Army Base Fort Hood
The origins of Army Base Fort Hood when the Garrison Command created Camp Hood in 1942. The Garrison Command’s mission was to control the infrastructure that trains and enables the combat units on post. Eight years later, Camp Hood was renamed Fort Hood and established as a permanent military installation. Fort Hood is named after Confederate General John Bell Hood, Commander of the Texas Brigade. Fort Hood is located in Killeen, Texas.
The actual construction of Killeen’s Fort Hood Army base began in 1947. Numerous tunnels were dug through the interior hills of what is now West Fort Hood. Throughout the construction of tunnels around the 7,000 acre base, the true purpose of the tunnels were not revealed until years later. Each tunnel was 20 ft wide with a 30 ft ceilings. During this time, the Air Force began building facilities adjacent to Killeen’s Fort Hood Army base. Robert Gray Air Force Base was equipped with a 10,000 ft x 200 ft airfield was built to handle all classes of military flights, including the Boeing B-52 Stratofortress.
In December 1960, defense cutbacks led to less than 75 active duty military to run the entire airfield. A few years later, the airfield was turned over to the Army and renamed Gray Army Airfield. The 181st Assault Helicopter Company, the only assault helicopter company in the U.S. at the time, was also based out of Gray Army Airfield. The next time you’re searching for military flights to Killeen, you’ll notice that Robert Gray Army Field (GRK) is now Killeen-Fort Hood’s regional airport.
History would later reveal that Fort Hood was one of seven atomic weapons storage facilities during the late 1940s and early 1950s. Fort Hood Army base is one of today’s largest active duty armored post. Fort Hood’s Central Texas location provides the needed space for tanks and armored units. Fort Hood is home to two full divisions, 1st Cavalry Division and the 4th Infantry Division.
Fort Campbell is home to the only Air Assault Division in the world, the 101st Airborne Division (Air Assault). The 106,700 acre army installation is shared between Kentucky and Tennessee. The base is located in southwestern Kentucky and north central Tennessee. It’s location is part of a unique strategy, empowering the large Army base to deploy mission-ready contingency forces by air, rail, highway and inland waterways. It’s quite possible this is the only occurrence Kentucky and Tennessee have ever shared anything.

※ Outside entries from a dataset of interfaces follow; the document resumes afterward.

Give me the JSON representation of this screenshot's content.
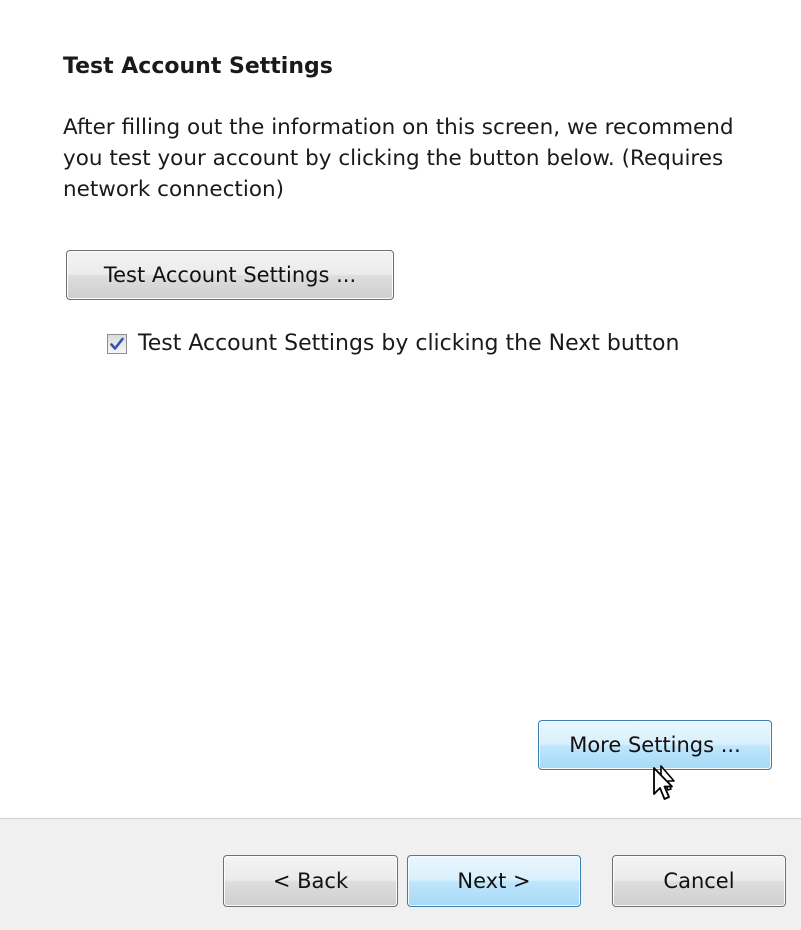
{
  "main": {
    "section_title": "Test Account Settings",
    "description": "After filling out the information on this screen, we recommend you test your account by clicking the button below. (Requires network connection)",
    "test_button_label": "Test Account Settings ...",
    "checkbox": {
      "label": "Test Account Settings by clicking the Next button",
      "checked": true
    },
    "more_settings_label": "More Settings ..."
  },
  "footer": {
    "back_label": "< Back",
    "next_label": "Next >",
    "cancel_label": "Cancel"
  },
  "icons": {
    "checkmark": "checkmark-icon",
    "cursor": "mouse-pointer-icon"
  },
  "colors": {
    "hover_border": "#3c7fb1",
    "check_color": "#3355aa",
    "footer_bg": "#f0f0f0"
  }
}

The base was named in honor of the last Whig Governor of Tennessee, BG William Bowen Campbell. BG William Bowen Campbell was elected Colonel of the First Tennessee Volunteers, known as the “Bloody First.” Colonel Campbell bravely led his regiment in the storming of Monterey in 1846 with the cry, “Boys, Follow Me!”

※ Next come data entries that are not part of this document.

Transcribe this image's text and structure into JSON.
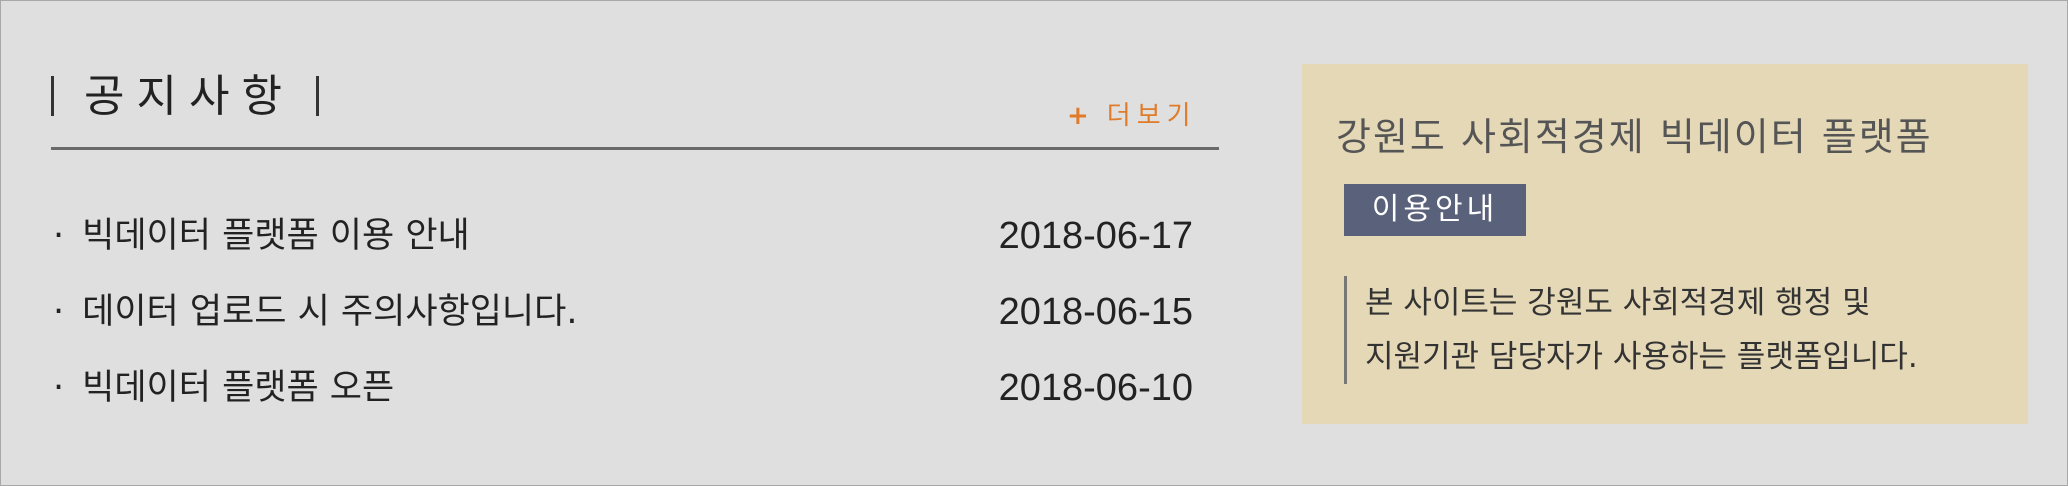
{
  "notice": {
    "title": "공지사항",
    "more_label": "더보기",
    "more_symbol": "+",
    "bullet": "·",
    "items": [
      {
        "subject": "빅데이터 플랫폼 이용 안내",
        "date": "2018-06-17"
      },
      {
        "subject": "데이터 업로드 시 주의사항입니다.",
        "date": "2018-06-15"
      },
      {
        "subject": "빅데이터 플랫폼 오픈",
        "date": "2018-06-10"
      }
    ]
  },
  "info": {
    "title": "강원도 사회적경제 빅데이터 플랫폼",
    "badge": "이용안내",
    "desc_line1": "본 사이트는 강원도 사회적경제 행정 및",
    "desc_line2": "지원기관 담당자가 사용하는 플랫폼입니다."
  },
  "colors": {
    "background": "#dfdfdf",
    "accent": "#e07b2a",
    "info_panel": "#e4d8b7",
    "badge": "#59627a"
  }
}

Fort Campbell is the proud home to six major tent units: 5th Special Forces Group (Airborne), 160th Special Operations Aviation Regiment (ABN), Installation Management Command (IMCOM), 52nd Ordnance Group, U.S. Army Medical Command (MECOM) and Network Enterprise Technology Command (NETCOM). Campbell Army Airfield is also the home of two U.S. Air Force tenant units, Detachment 4-18 Weather Squadron, and 19th Air Support Operation Squadron (ASOS). Fort Campbell’s parachute demonstration team “Screaming Eagles” was established in 1958 and performs more than 60 parachute demonstrations each year. The team has one Light Wheeled Mechanic, two Combat Medics, three Infantrymen, and one Parachute Rigger.

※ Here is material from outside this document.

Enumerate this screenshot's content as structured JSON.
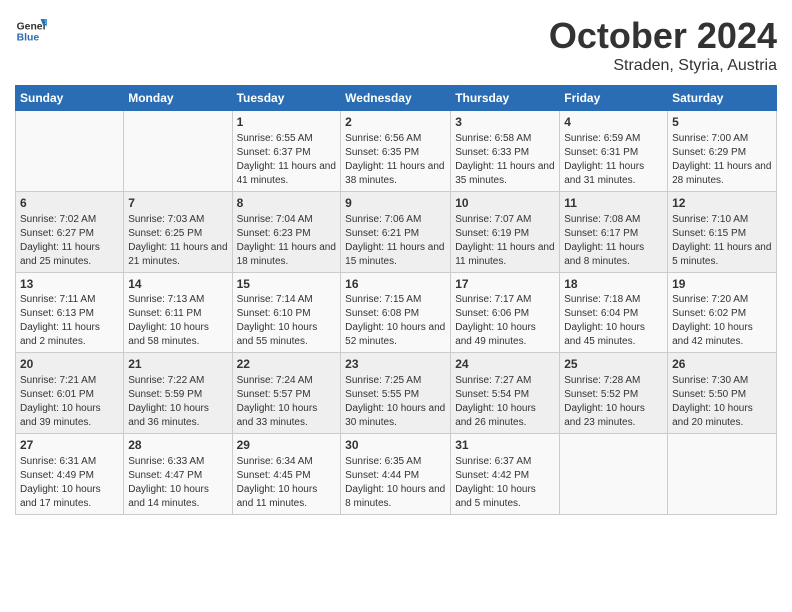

Along with Fort Campbell’s brave ground troops, the 160th Special Operations Aviation Regiment (Night Stalkers) has also played a major role in numerous military operations around the world. In 1993, the Night Stalkers was involved the Battle of Mogadishu, which became a book and movie Black Hawk Down. Two Black Hawks were shot down in Somalia piloted by Cliff Wolcott and Mike Durant.